If Green Bay’s season is already secure, and it is, and Rodgers remains the No. 1 mystery the Packers would like to solve, the only reason to play an injured Favre is to assuage his ego.
Yes, Favre can play injured, and play well at that. “It’s one of those things you can shoot up and play with,” Favre told reporters in Dallas.
But why “shoot up” an aging, injured quarterback to play Oakland in December when you need your future Hall of Famer most against Dallas, Seattle and Tampa Bay in January? When you’ve got a former No. 1 draft pick waiting in the wings, there is no need to play Favre until he can play without pain killers.
If Favre doesn’t give his body time to heal, he risks these Packers having the same problems as Jim McMahon’s Bears. The Bears averaged more than 11 wins from 1984-91, but won only one Super Bowl in those eight years, mostly because McMahon seldom was healthy for the playoffs.
The Packers fired Mike Sherman two years ago after his first nonwinning year in six seasons. Sherman deserved it for treating Favre as a legend, not a quarterback. He let Favre do whatever he wanted, from flinging wild passes downfield to playing the 2003 season with a broken thumb.
New coach Mike McCarthy widely has been praised for harnessing Favre in his two seasons. Favre displayed more patience and control. Those wild flings had, for the most part, disappeared.
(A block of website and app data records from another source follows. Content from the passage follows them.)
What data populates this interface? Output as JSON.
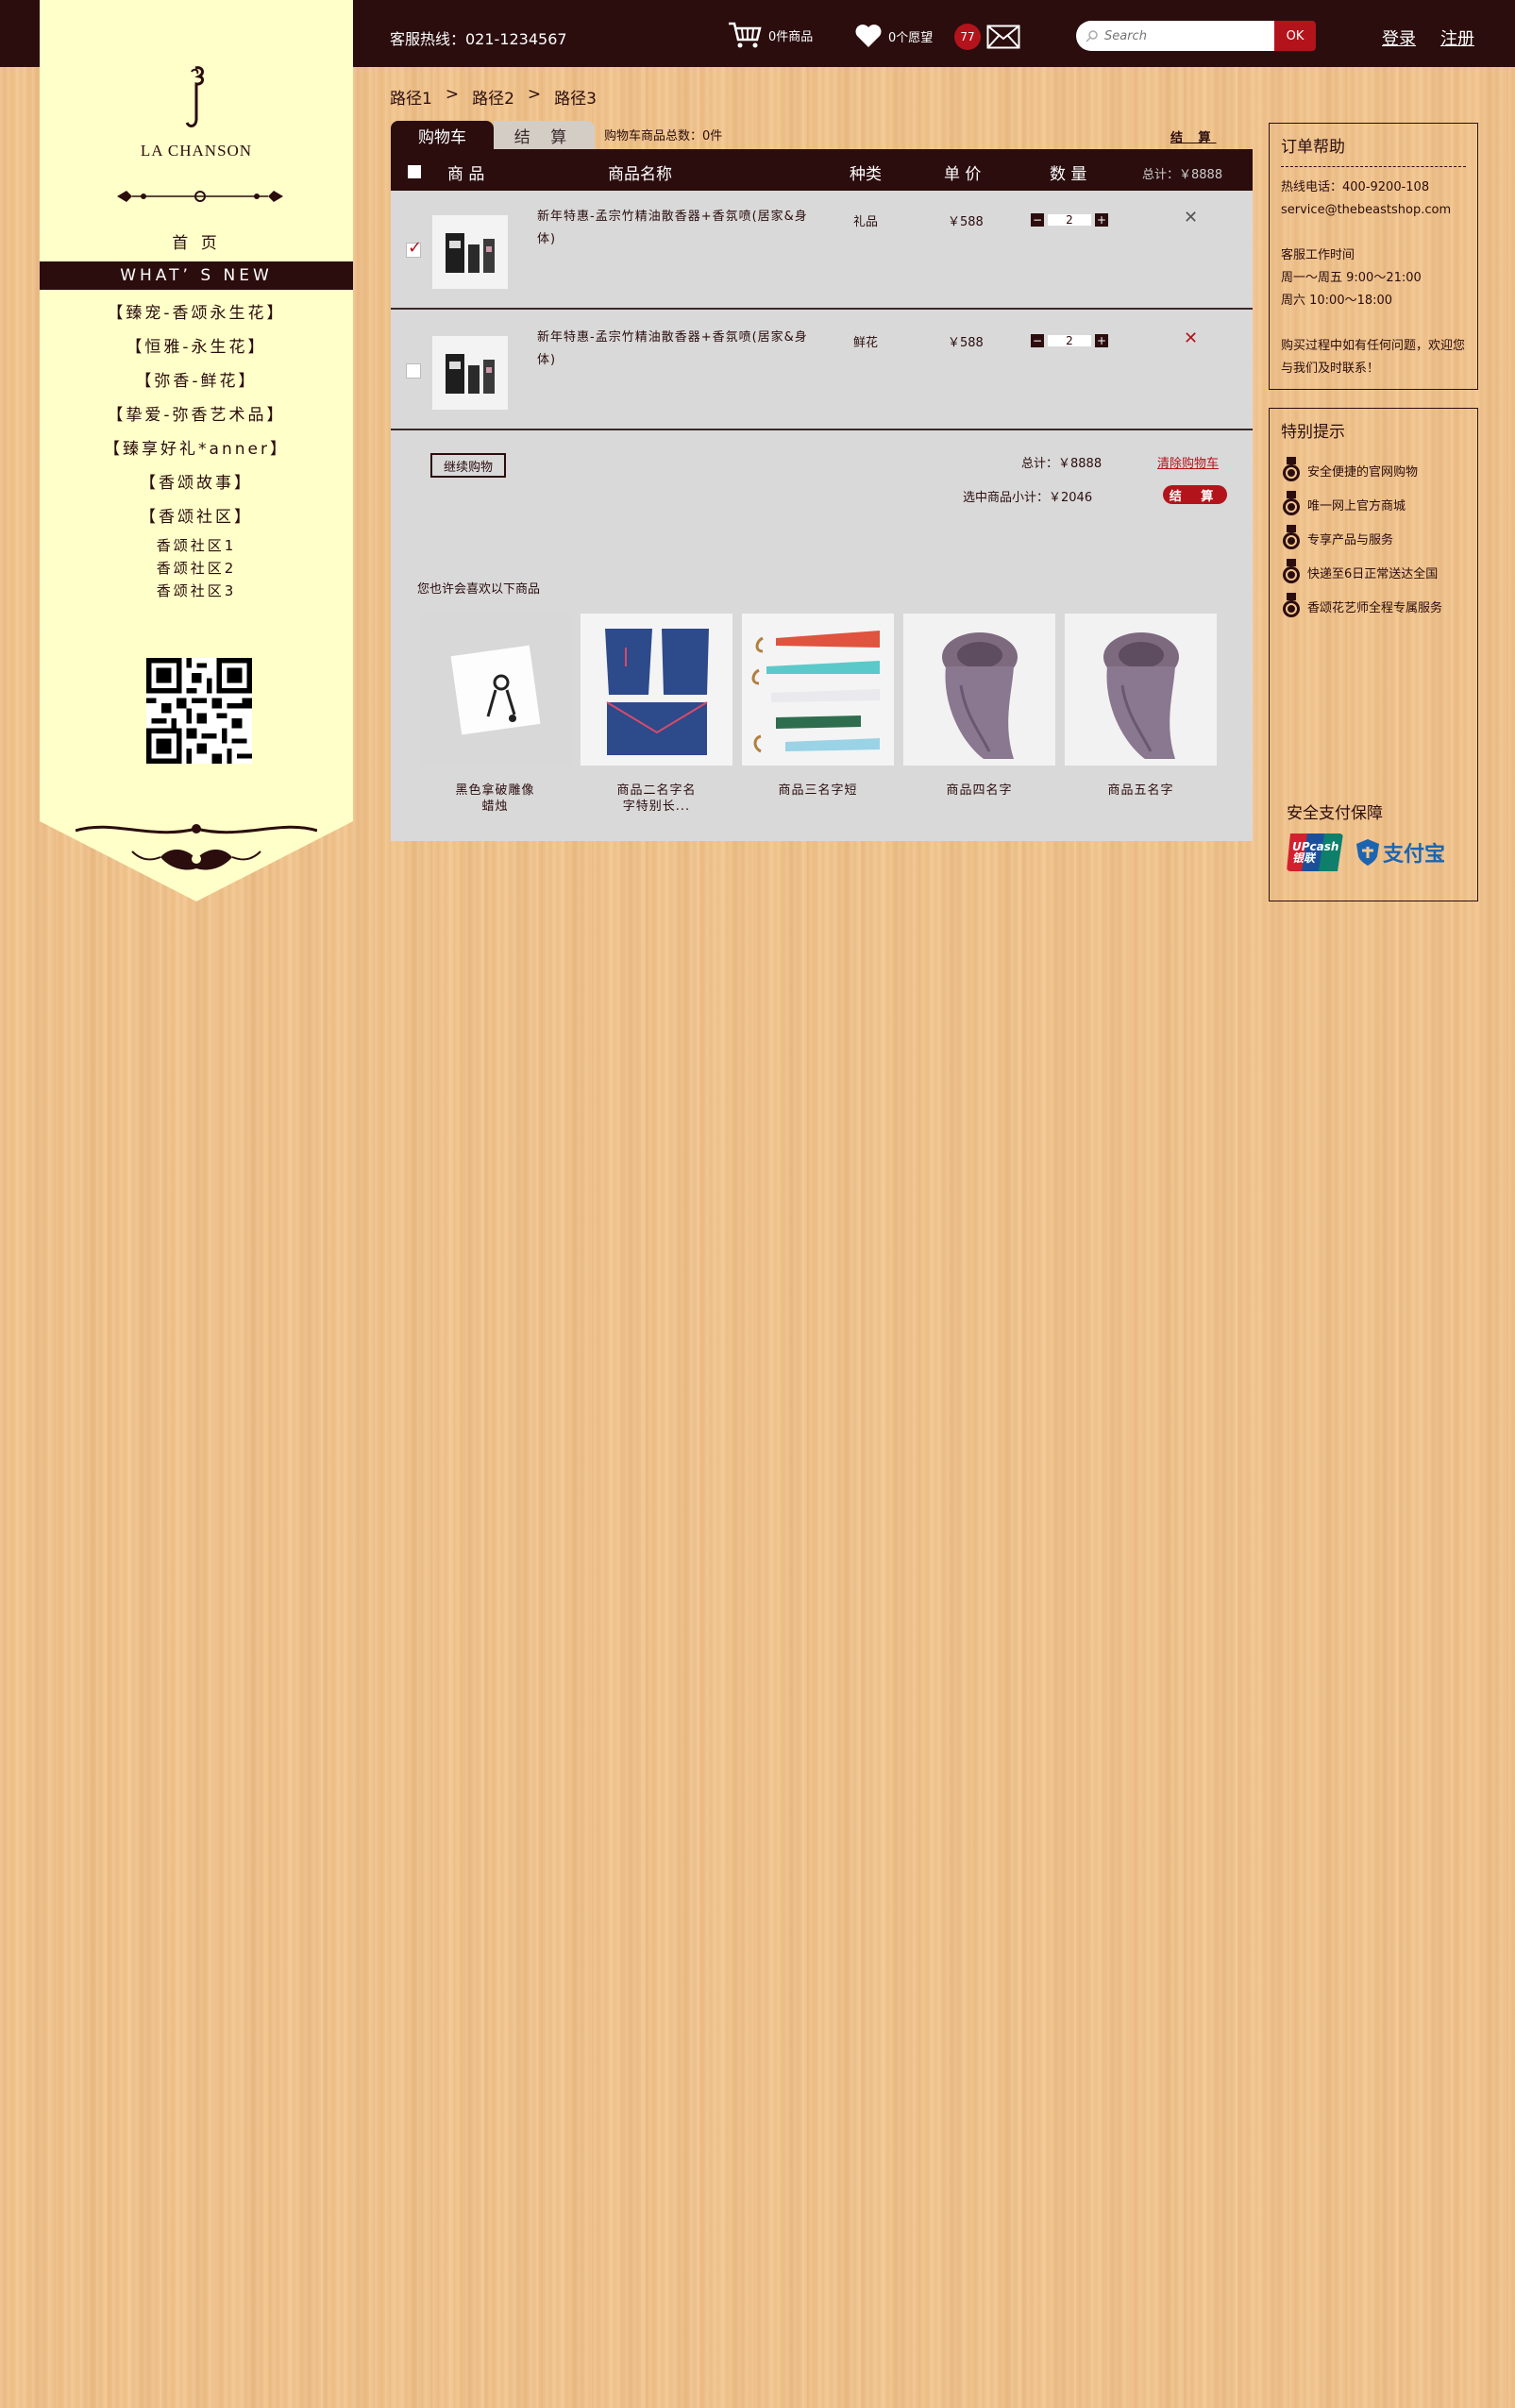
{
  "header": {
    "hotline": "客服热线：021-1234567",
    "cart_label": "0件商品",
    "wish_label": "0个愿望",
    "msg_count": "77",
    "search_placeholder": "Search",
    "search_button": "OK",
    "login": "登录",
    "register": "注册"
  },
  "sidebar": {
    "logo_text": "LA CHANSON",
    "home": "首 页",
    "whats_new": "WHAT’ S NEW",
    "items": [
      "【臻宠-香颂永生花】",
      "【恒雅-永生花】",
      "【弥香-鲜花】",
      "【挚爱-弥香艺术品】",
      "【臻享好礼*anner】",
      "【香颂故事】",
      "【香颂社区】"
    ],
    "sub_items": [
      "香颂社区1",
      "香颂社区2",
      "香颂社区3"
    ]
  },
  "breadcrumb": [
    "路径1",
    ">",
    "路径2",
    ">",
    "路径3"
  ],
  "cart": {
    "tab_cart": "购物车",
    "tab_checkout": "结 算",
    "count_label": "购物车商品总数：0件",
    "checkout_link": "结 算",
    "headers": {
      "product": "商 品",
      "name": "商品名称",
      "type": "种类",
      "price": "单 价",
      "qty": "数 量",
      "total": "总计：￥8888"
    },
    "rows": [
      {
        "name": "新年特惠-孟宗竹精油散香器+香氛喷(居家&身体)",
        "type": "礼品",
        "price": "￥588",
        "qty": "2",
        "checked": true
      },
      {
        "name": "新年特惠-孟宗竹精油散香器+香氛喷(居家&身体)",
        "type": "鲜花",
        "price": "￥588",
        "qty": "2",
        "checked": false
      }
    ],
    "continue": "继续购物",
    "total": "总计：￥8888",
    "clear": "清除购物车",
    "subtotal": "选中商品小计：￥2046",
    "checkout_button": "结 算",
    "rec_title": "您也许会喜欢以下商品",
    "recommended": [
      {
        "name": "黑色拿破雕像\n蜡烛"
      },
      {
        "name": "商品二名字名\n字特别长..."
      },
      {
        "name": "商品三名字短"
      },
      {
        "name": "商品四名字"
      },
      {
        "name": "商品五名字"
      }
    ]
  },
  "help": {
    "title": "订单帮助",
    "phone": "热线电话：400-9200-108",
    "email": "service@thebeastshop.com",
    "hours_title": "客服工作时间",
    "hours_weekday": "周一～周五 9:00～21:00",
    "hours_sat": "周六 10:00～18:00",
    "note": "购买过程中如有任何问题，欢迎您与我们及时联系！"
  },
  "tips": {
    "title": "特别提示",
    "items": [
      "安全便捷的官网购物",
      "唯一网上官方商城",
      "专享产品与服务",
      "快递至6日正常送达全国",
      "香颂花艺师全程专属服务"
    ],
    "pay_title": "安全支付保障",
    "unionpay": "UPcash\n银联",
    "alipay": "支付宝"
  },
  "colors": {
    "brand_dark": "#2b0d0e",
    "accent_red": "#b3141b",
    "sidebar_bg": "#ffffc9",
    "panel_bg": "#d9d9d9"
  }
}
Well, now comes McCarthy’s toughest Favre test: making him sit.
For the good of the team.
Assistant Sports Editor Matt Trowbridge can be reached at 815-987-1383 or email@example.com.